Eventually, a private investigator found my mother who had failed to show up to her custody hearing and I walked out of the bathroom to see my mother in handcuffs. I was taken to an airplane where I lived with my father and stepmother, and had extremely limited contact with my mom until I was 18. That's not a normal thing for a kid to go through.
One thing I've enjoyed about discussing dark things is that people who are going through, or have gone through, similar fucked up situations will identify with it. There's something special about finding out you're not alone in those parts of your life. The next thing I am working on is doing a longer set based on those moments. If nothing else, it will help me deal with the unresolved issues and maybe connect with someone else so I don't feel like such a weirdo for having gone through what I did.
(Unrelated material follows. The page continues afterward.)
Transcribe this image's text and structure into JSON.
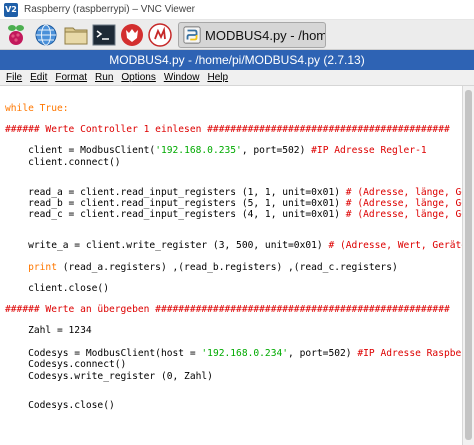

Do you think your improv experience has aided your stand up?
Absolutely. I think that improv has helped me to make my stand-up a conversation with an audience rather than a monologue that I'm rehearsing.
You have kinda a road comic vibe, do you change your act when you perform in different rooms?
I definitely change my act, depending on the room. I've gotten better with that over the years. I don't always plan to change my act when I'm going somewhere, but I take the time to research the city I'm going to. I might not always work it in, but knowing the information allows it to be in the back of my mind if the opportunity strikes. I recently did a touring gig in Dowagiac, Michigan. It's a small town of about 6,000 residents that is most-famous for being the place where fishing lures were invented. I never got to talk about it, but if the moment arose, I would've had it in the back of my mind. For me, it's not about planning jokes based on the location, but rather about knowing who your audience is.
What is the hardest/ worst thing about stand up right now?
For me -- just being broke sucks. I can't complain though. I chose to quit my job two years ago, at a time where paying my bills as a comedian was probably not feasible. My theory was that I would have to work harder without the safety net of a regular paycheck. I don't regret it, but I definitely miss having less-stress about little bills. My phone is only on for three weeks out of every month, because I can't pay it on time.
Also, being a guy who doesn't have management or an agency, booking a national tour has been difficult. I'm hoping that this album release and tour will get me to the point that I can get an agent and manager. I don't like dealing with the details that don't have anything to do with me performing. I just want to do comedy without having to worry about also being an administrator, manager, agent, and everything else.
What do you think is the best thing about stand up right now?
The best thing about stand up, in my opinion, is how undefined it is as an artform. You can do just about anything, and you can do it just about anywhere. My favorite show in Chicago is at a venue called The Shithole. It's run by a couple of guys who produce their shows out of an attic and a stand-alone garage. They don't advertise the locations -- you have to email them for details.
It's very underground, and the audiences are better than you'll get at any big-name club or hot bar showcase. I think that part of the reason for this is that you have to go through a little more effort to get to the show. You have to know someone who's doing the show or go through the process to email them for the location. You have a vested interest in seeing the show. When you are there, you feel like you're part of something special that not everyone gets to experience. It's the best place to perform in Chicago -- hands-down.